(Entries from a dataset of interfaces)

------------------------------------

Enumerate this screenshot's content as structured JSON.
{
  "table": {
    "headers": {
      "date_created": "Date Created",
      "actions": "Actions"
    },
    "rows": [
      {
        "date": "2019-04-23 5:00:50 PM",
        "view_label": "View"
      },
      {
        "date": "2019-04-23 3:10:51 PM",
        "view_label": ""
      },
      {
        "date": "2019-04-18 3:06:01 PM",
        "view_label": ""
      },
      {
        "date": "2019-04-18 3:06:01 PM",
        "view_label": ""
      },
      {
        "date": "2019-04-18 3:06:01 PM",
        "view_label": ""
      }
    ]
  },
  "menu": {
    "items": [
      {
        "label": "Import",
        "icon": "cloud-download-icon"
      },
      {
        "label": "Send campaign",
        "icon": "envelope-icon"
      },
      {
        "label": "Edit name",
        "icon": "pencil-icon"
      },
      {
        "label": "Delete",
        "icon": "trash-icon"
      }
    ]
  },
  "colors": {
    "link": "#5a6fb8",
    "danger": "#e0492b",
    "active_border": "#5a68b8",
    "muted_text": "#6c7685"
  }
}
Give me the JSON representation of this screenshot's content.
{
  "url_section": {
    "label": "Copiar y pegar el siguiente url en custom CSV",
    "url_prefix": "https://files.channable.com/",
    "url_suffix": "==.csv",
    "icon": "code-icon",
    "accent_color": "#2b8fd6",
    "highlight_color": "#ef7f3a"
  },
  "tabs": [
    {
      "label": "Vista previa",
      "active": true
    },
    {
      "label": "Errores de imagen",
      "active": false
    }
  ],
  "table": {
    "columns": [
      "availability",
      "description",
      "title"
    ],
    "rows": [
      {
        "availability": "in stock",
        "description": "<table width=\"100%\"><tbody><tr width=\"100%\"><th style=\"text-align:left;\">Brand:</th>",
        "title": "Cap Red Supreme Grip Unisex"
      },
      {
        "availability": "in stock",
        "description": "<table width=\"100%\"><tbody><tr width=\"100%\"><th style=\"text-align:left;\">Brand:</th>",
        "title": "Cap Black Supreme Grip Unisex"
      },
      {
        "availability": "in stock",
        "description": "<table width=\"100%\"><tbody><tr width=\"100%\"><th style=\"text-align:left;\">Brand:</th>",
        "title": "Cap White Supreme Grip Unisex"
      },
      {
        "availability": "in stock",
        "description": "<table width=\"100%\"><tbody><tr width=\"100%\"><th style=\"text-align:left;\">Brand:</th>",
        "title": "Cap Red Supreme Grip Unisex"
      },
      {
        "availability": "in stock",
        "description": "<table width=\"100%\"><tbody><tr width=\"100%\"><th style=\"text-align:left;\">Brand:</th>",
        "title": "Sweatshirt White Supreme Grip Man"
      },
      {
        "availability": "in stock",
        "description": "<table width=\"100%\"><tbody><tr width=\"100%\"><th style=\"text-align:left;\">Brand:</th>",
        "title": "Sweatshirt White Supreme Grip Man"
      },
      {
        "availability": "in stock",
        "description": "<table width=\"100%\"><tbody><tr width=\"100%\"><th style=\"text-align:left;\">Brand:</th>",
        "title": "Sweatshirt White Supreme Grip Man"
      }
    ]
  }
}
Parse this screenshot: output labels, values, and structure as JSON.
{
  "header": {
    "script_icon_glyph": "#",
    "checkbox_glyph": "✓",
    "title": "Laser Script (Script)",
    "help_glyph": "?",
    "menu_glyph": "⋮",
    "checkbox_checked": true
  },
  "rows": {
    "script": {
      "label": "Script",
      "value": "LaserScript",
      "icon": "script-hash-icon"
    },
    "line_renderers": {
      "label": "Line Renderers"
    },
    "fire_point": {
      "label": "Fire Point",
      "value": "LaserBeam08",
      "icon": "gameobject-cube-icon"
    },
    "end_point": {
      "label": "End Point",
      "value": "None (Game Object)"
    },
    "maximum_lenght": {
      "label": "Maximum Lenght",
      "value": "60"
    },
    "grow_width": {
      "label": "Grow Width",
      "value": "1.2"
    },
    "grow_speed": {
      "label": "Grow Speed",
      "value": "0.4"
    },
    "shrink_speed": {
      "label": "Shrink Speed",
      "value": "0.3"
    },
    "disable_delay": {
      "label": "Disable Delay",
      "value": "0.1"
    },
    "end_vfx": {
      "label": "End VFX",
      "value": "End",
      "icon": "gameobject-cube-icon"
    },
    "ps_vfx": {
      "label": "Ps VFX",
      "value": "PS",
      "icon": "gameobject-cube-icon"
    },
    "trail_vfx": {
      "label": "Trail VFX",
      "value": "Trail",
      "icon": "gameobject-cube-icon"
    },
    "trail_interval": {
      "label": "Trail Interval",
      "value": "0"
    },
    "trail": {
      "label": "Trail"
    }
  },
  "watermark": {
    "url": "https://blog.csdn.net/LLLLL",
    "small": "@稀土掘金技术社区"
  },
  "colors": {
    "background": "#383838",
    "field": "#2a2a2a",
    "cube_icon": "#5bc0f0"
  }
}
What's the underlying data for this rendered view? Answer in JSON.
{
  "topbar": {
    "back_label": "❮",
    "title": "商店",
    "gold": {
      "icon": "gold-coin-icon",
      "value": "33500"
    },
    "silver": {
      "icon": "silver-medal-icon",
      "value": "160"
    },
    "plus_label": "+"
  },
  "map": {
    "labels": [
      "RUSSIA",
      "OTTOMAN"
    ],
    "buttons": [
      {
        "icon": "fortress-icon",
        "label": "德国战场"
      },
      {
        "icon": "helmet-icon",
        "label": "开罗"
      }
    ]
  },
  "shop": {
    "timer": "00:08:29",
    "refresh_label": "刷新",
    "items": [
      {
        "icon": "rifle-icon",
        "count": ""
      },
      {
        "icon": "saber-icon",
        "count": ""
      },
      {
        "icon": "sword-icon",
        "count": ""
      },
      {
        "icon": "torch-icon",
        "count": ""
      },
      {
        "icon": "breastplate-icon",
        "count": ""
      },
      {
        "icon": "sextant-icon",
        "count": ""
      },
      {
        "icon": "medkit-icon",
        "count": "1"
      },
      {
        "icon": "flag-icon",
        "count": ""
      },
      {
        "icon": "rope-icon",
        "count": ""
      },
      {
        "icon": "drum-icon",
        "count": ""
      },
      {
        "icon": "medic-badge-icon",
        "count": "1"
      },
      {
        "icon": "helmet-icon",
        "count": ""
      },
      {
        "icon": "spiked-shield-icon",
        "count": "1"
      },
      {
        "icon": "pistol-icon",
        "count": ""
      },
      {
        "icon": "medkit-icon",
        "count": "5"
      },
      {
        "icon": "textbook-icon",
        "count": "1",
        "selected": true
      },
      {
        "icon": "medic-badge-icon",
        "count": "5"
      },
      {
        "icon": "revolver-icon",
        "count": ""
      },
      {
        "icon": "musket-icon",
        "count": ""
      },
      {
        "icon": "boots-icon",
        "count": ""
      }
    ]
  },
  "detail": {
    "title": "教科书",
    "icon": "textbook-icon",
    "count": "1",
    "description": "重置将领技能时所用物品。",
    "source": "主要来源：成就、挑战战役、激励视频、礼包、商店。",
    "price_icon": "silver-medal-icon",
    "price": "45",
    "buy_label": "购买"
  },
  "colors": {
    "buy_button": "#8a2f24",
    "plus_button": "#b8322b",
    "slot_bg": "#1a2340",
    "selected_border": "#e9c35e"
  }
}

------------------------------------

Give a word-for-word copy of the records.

Enumerate this screenshot's content as structured JSON.
{
  "table": {
    "headers": {
      "date_created": "Date Created",
      "actions": "Actions"
    },
    "rows": [
      {
        "date": "2019-04-23 5:00:50 PM",
        "view_label": "View"
      },
      {
        "date": "2019-04-23 3:10:51 PM",
        "view_label": ""
      },
      {
        "date": "2019-04-18 3:06:01 PM",
        "view_label": ""
      },
      {
        "date": "2019-04-18 3:06:01 PM",
        "view_label": ""
      },
      {
        "date": "2019-04-18 3:06:01 PM",
        "view_label": ""
      }
    ]
  },
  "menu": {
    "items": [
      {
        "label": "Import",
        "icon": "cloud-download-icon"
      },
      {
        "label": "Send campaign",
        "icon": "envelope-icon"
      },
      {
        "label": "Edit name",
        "icon": "pencil-icon"
      },
      {
        "label": "Delete",
        "icon": "trash-icon"
      }
    ]
  },
  "colors": {
    "link": "#5a6fb8",
    "danger": "#e0492b",
    "active_border": "#5a68b8",
    "muted_text": "#6c7685"
  }
}
Give me the JSON representation of this screenshot's content.
{
  "url_section": {
    "label": "Copiar y pegar el siguiente url en custom CSV",
    "url_prefix": "https://files.channable.com/",
    "url_suffix": "==.csv",
    "icon": "code-icon",
    "accent_color": "#2b8fd6",
    "highlight_color": "#ef7f3a"
  },
  "tabs": [
    {
      "label": "Vista previa",
      "active": true
    },
    {
      "label": "Errores de imagen",
      "active": false
    }
  ],
  "table": {
    "columns": [
      "availability",
      "description",
      "title"
    ],
    "rows": [
      {
        "availability": "in stock",
        "description": "<table width=\"100%\"><tbody><tr width=\"100%\"><th style=\"text-align:left;\">Brand:</th>",
        "title": "Cap Red Supreme Grip Unisex"
      },
      {
        "availability": "in stock",
        "description": "<table width=\"100%\"><tbody><tr width=\"100%\"><th style=\"text-align:left;\">Brand:</th>",
        "title": "Cap Black Supreme Grip Unisex"
      },
      {
        "availability": "in stock",
        "description": "<table width=\"100%\"><tbody><tr width=\"100%\"><th style=\"text-align:left;\">Brand:</th>",
        "title": "Cap White Supreme Grip Unisex"
      },
      {
        "availability": "in stock",
        "description": "<table width=\"100%\"><tbody><tr width=\"100%\"><th style=\"text-align:left;\">Brand:</th>",
        "title": "Cap Red Supreme Grip Unisex"
      },
      {
        "availability": "in stock",
        "description": "<table width=\"100%\"><tbody><tr width=\"100%\"><th style=\"text-align:left;\">Brand:</th>",
        "title": "Sweatshirt White Supreme Grip Man"
      },
      {
        "availability": "in stock",
        "description": "<table width=\"100%\"><tbody><tr width=\"100%\"><th style=\"text-align:left;\">Brand:</th>",
        "title": "Sweatshirt White Supreme Grip Man"
      },
      {
        "availability": "in stock",
        "description": "<table width=\"100%\"><tbody><tr width=\"100%\"><th style=\"text-align:left;\">Brand:</th>",
        "title": "Sweatshirt White Supreme Grip Man"
      }
    ]
  }
}
Parse this screenshot: output labels, values, and structure as JSON.
{
  "header": {
    "script_icon_glyph": "#",
    "checkbox_glyph": "✓",
    "title": "Laser Script (Script)",
    "help_glyph": "?",
    "menu_glyph": "⋮",
    "checkbox_checked": true
  },
  "rows": {
    "script": {
      "label": "Script",
      "value": "LaserScript",
      "icon": "script-hash-icon"
    },
    "line_renderers": {
      "label": "Line Renderers"
    },
    "fire_point": {
      "label": "Fire Point",
      "value": "LaserBeam08",
      "icon": "gameobject-cube-icon"
    },
    "end_point": {
      "label": "End Point",
      "value": "None (Game Object)"
    },
    "maximum_lenght": {
      "label": "Maximum Lenght",
      "value": "60"
    },
    "grow_width": {
      "label": "Grow Width",
      "value": "1.2"
    },
    "grow_speed": {
      "label": "Grow Speed",
      "value": "0.4"
    },
    "shrink_speed": {
      "label": "Shrink Speed",
      "value": "0.3"
    },
    "disable_delay": {
      "label": "Disable Delay",
      "value": "0.1"
    },
    "end_vfx": {
      "label": "End VFX",
      "value": "End",
      "icon": "gameobject-cube-icon"
    },
    "ps_vfx": {
      "label": "Ps VFX",
      "value": "PS",
      "icon": "gameobject-cube-icon"
    },
    "trail_vfx": {
      "label": "Trail VFX",
      "value": "Trail",
      "icon": "gameobject-cube-icon"
    },
    "trail_interval": {
      "label": "Trail Interval",
      "value": "0"
    },
    "trail": {
      "label": "Trail"
    }
  },
  "watermark": {
    "url": "https://blog.csdn.net/LLLLL",
    "small": "@稀土掘金技术社区"
  },
  "colors": {
    "background": "#383838",
    "field": "#2a2a2a",
    "cube_icon": "#5bc0f0"
  }
}
What's the underlying data for this rendered view? Answer in JSON.
{
  "topbar": {
    "back_label": "❮",
    "title": "商店",
    "gold": {
      "icon": "gold-coin-icon",
      "value": "33500"
    },
    "silver": {
      "icon": "silver-medal-icon",
      "value": "160"
    },
    "plus_label": "+"
  },
  "map": {
    "labels": [
      "RUSSIA",
      "OTTOMAN"
    ],
    "buttons": [
      {
        "icon": "fortress-icon",
        "label": "德国战场"
      },
      {
        "icon": "helmet-icon",
        "label": "开罗"
      }
    ]
  },
  "shop": {
    "timer": "00:08:29",
    "refresh_label": "刷新",
    "items": [
      {
        "icon": "rifle-icon",
        "count": ""
      },
      {
        "icon": "saber-icon",
        "count": ""
      },
      {
        "icon": "sword-icon",
        "count": ""
      },
      {
        "icon": "torch-icon",
        "count": ""
      },
      {
        "icon": "breastplate-icon",
        "count": ""
      },
      {
        "icon": "sextant-icon",
        "count": ""
      },
      {
        "icon": "medkit-icon",
        "count": "1"
      },
      {
        "icon": "flag-icon",
        "count": ""
      },
      {
        "icon": "rope-icon",
        "count": ""
      },
      {
        "icon": "drum-icon",
        "count": ""
      },
      {
        "icon": "medic-badge-icon",
        "count": "1"
      },
      {
        "icon": "helmet-icon",
        "count": ""
      },
      {
        "icon": "spiked-shield-icon",
        "count": "1"
      },
      {
        "icon": "pistol-icon",
        "count": ""
      },
      {
        "icon": "medkit-icon",
        "count": "5"
      },
      {
        "icon": "textbook-icon",
        "count": "1",
        "selected": true
      },
      {
        "icon": "medic-badge-icon",
        "count": "5"
      },
      {
        "icon": "revolver-icon",
        "count": ""
      },
      {
        "icon": "musket-icon",
        "count": ""
      },
      {
        "icon": "boots-icon",
        "count": ""
      }
    ]
  },
  "detail": {
    "title": "教科书",
    "icon": "textbook-icon",
    "count": "1",
    "description": "重置将领技能时所用物品。",
    "source": "主要来源：成就、挑战战役、激励视频、礼包、商店。",
    "price_icon": "silver-medal-icon",
    "price": "45",
    "buy_label": "购买"
  },
  "colors": {
    "buy_button": "#8a2f24",
    "plus_button": "#b8322b",
    "slot_bg": "#1a2340",
    "selected_border": "#e9c35e"
  }
}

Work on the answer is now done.